Work item
Filter the records, keeping every line that has the string "icon".

Provided material
---*---
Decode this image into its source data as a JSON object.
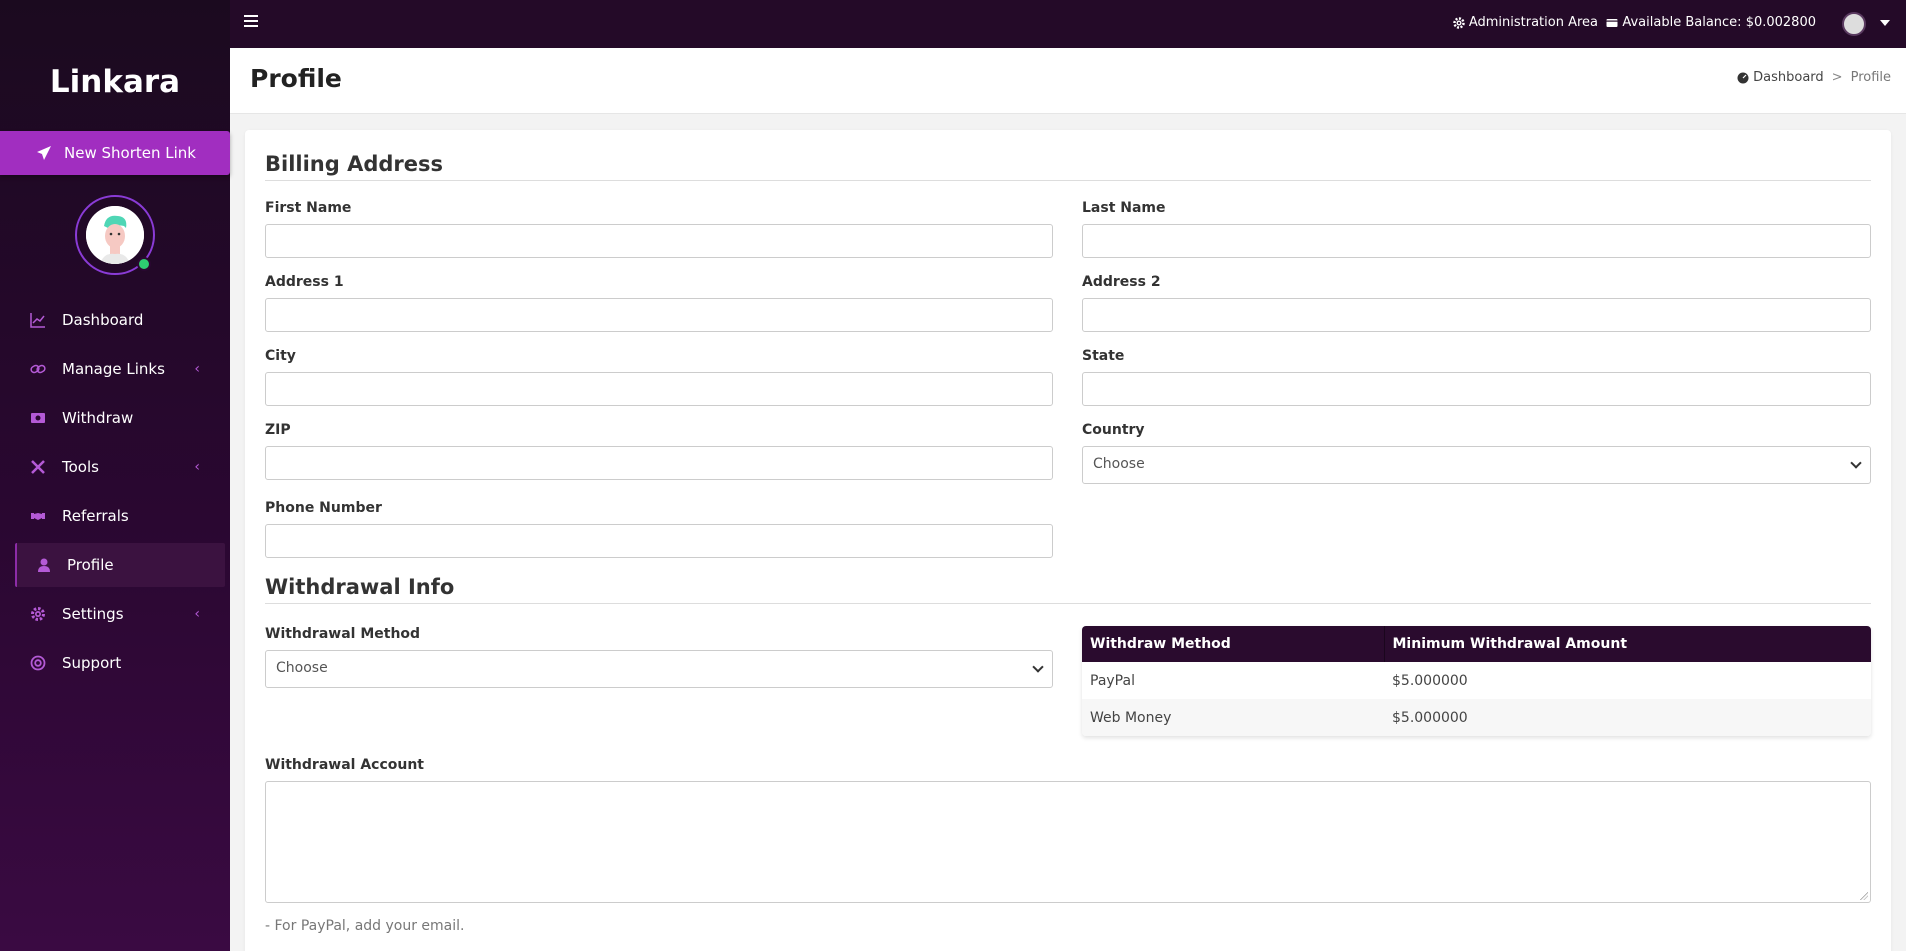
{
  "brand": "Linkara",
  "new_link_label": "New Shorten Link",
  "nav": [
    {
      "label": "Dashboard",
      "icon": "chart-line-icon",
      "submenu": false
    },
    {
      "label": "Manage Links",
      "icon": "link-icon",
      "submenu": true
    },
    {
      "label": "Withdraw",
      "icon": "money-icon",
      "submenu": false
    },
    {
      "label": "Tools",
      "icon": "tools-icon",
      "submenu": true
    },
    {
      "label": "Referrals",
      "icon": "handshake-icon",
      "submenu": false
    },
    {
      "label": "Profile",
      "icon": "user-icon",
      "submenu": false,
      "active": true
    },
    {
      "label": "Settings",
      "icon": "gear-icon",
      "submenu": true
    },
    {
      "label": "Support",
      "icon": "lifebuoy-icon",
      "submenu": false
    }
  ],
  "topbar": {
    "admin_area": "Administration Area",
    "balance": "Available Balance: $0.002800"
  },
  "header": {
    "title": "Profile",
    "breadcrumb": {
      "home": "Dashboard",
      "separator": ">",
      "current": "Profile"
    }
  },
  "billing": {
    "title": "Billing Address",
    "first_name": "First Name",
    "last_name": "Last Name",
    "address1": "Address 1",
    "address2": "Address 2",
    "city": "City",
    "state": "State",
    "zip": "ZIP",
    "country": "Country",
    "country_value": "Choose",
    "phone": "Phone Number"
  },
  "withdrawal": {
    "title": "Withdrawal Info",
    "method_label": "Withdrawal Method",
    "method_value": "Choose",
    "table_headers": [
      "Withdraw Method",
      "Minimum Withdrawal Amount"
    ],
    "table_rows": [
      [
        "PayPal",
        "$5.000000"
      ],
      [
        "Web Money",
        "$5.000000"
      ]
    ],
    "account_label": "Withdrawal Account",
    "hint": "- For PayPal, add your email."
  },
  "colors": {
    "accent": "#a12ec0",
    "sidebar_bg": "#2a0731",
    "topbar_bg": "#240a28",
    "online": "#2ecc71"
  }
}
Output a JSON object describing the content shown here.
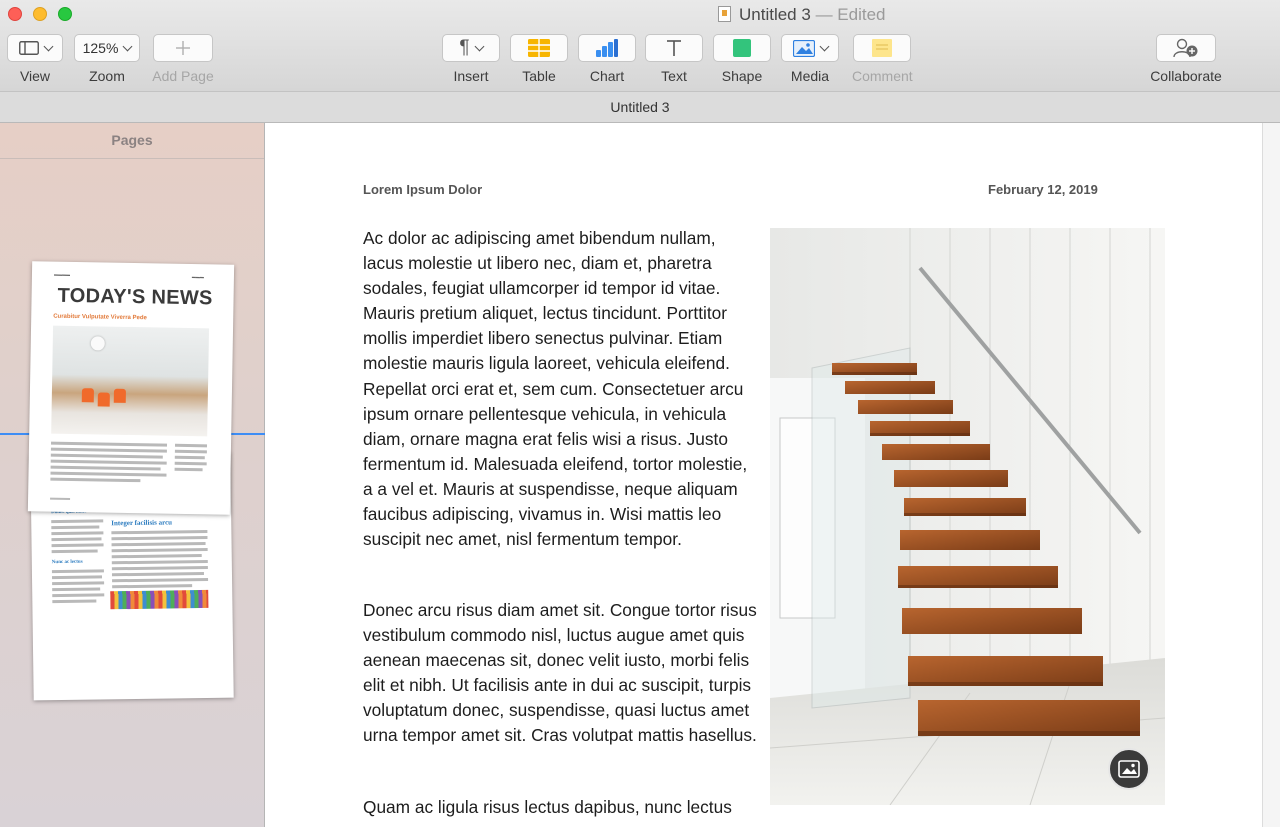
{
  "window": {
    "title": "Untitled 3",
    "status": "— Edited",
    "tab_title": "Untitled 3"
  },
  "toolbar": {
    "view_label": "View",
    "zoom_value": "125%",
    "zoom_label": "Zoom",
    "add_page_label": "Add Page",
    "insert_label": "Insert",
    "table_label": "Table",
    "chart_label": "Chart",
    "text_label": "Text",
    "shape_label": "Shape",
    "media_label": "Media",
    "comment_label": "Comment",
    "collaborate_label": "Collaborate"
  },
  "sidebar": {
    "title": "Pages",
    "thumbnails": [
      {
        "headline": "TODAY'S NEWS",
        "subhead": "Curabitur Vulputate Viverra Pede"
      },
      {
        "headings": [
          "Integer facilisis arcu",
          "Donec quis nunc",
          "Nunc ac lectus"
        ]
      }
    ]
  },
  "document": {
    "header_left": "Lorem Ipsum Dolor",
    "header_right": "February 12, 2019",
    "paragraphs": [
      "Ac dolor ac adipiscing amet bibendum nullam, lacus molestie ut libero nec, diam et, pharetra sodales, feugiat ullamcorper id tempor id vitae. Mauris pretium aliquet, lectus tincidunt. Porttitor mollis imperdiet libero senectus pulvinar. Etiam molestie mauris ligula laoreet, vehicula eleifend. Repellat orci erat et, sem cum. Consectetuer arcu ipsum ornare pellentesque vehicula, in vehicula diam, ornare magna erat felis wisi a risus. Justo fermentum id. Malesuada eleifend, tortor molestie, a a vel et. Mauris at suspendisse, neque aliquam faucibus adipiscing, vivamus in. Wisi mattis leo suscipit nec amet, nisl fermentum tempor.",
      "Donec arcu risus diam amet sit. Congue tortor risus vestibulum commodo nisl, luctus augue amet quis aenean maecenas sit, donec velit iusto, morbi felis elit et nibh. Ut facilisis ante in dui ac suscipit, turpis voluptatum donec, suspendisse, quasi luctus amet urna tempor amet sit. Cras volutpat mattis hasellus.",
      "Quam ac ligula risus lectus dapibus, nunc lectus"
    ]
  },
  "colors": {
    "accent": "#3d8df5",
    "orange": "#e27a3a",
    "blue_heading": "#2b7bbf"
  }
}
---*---
Worked solution
      "icon": "chart-line-icon",
      "icon": "link-icon",
      "icon": "money-icon",
      "icon": "tools-icon",
      "icon": "handshake-icon",
      "icon": "user-icon",
      "icon": "gear-icon",
      "icon": "lifebuoy-icon",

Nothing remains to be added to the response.